Talcum Powder May Increase Risk of Ovarian Cancer
Posted on October 27th, 2014 by Admin
Talcum Powder is often used as a feminine hygiene product to stay cool and prevent vaginal odors. In mid-2014, 65 women filed a class-action lawsuit against Johnson & Johnson for allegedly knowing that talcum powder contained toxic properties and publicized misleading information about the safety of their products, specifically Johnson & Johnson Baby Powder and Shower to Shower.
Prior to this class action suit, a woman diagnosed with ovarian cancer won her negligence claim against Johnson and Johnson for their inability to warn consumers that the baby powder could subject women to a higher risk of developing ovarian cancer. In essence, Johnson and Johnson lacked appropriate consumer warning about the possible dangers of talcum powder.

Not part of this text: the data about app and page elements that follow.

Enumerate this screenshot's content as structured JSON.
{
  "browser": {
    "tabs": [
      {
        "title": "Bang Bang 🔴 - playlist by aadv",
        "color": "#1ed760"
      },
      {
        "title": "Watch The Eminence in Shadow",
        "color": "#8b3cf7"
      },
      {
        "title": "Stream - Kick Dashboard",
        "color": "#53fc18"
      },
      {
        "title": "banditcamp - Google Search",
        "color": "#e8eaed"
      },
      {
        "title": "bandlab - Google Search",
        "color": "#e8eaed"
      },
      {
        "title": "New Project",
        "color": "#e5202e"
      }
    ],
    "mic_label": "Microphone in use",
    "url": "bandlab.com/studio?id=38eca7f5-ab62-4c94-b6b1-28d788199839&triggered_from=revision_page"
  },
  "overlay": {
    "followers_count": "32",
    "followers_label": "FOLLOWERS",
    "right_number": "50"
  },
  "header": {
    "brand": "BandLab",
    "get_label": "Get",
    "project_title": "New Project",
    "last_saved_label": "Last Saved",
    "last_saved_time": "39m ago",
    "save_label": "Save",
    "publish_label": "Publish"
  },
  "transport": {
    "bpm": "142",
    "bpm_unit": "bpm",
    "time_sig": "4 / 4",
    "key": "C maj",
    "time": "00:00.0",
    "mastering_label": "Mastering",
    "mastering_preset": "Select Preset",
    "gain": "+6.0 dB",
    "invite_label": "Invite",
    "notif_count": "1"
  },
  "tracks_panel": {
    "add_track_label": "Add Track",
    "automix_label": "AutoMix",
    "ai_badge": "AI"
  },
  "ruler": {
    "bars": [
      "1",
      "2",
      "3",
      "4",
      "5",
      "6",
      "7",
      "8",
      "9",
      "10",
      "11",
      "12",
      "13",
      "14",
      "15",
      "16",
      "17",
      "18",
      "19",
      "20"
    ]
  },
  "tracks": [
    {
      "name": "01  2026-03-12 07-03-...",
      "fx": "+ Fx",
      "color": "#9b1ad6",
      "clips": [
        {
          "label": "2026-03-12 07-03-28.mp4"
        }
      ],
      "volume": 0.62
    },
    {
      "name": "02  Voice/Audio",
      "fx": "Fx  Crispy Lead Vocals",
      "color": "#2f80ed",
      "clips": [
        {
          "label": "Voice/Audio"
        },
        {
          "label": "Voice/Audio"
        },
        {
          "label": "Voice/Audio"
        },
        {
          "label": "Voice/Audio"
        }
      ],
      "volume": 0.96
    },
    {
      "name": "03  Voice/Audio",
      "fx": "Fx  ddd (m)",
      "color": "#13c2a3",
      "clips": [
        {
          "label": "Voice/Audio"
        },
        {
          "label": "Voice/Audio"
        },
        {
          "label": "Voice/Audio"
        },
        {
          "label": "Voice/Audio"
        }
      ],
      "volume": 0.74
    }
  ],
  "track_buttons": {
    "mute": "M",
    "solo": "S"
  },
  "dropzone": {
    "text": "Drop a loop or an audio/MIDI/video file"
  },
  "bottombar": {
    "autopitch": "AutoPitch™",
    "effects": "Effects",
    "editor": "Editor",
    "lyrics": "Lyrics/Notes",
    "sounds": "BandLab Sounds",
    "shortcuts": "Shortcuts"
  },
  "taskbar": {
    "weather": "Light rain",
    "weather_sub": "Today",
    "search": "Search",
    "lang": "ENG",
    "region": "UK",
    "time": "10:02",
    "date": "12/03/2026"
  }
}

Talcum powder is the result of the mineral talc being grounded into a fine dust. Talc is composed of magnesium, silicon and oxygen and can be commonly found in body and facial powder products that are often used for feminine hygiene to absorb moisture and reduce friction and prevent rashes. Although there are a variety of ways the powder can be used, it is when the talc particles enter into a woman’s reproductive system that creates the biggest risk to overall health and increase cancer development. Talc is also resistant to heat, electricity and acids, and can be used during the glazing phase in the ceramic industry.
Since the 1970s, studies have shown that there may be a link between the talc-based powder and an increased risk of ovarian cancer. Talc, that contain traces of asbestos, has been classified as a “carcinogenic to humans” by the International Agency for Research on Cancer (IARC), a subsidiary of the World Health Organization (WHO). The IARC has also concluded that the use of talcum powder in or near the genitals is “possibly carcinogenic to humans.”
Research and litigation continue regarding the likely impact that talcum powder has on a woman’s reproductive system. Compensation may be available for you, or someone you know, that has been diagnosed with ovarian cancer and used talcum powder over an extended period of time. To determine compensation for injuries, a licensed attorney should be contacted for a case evaluation.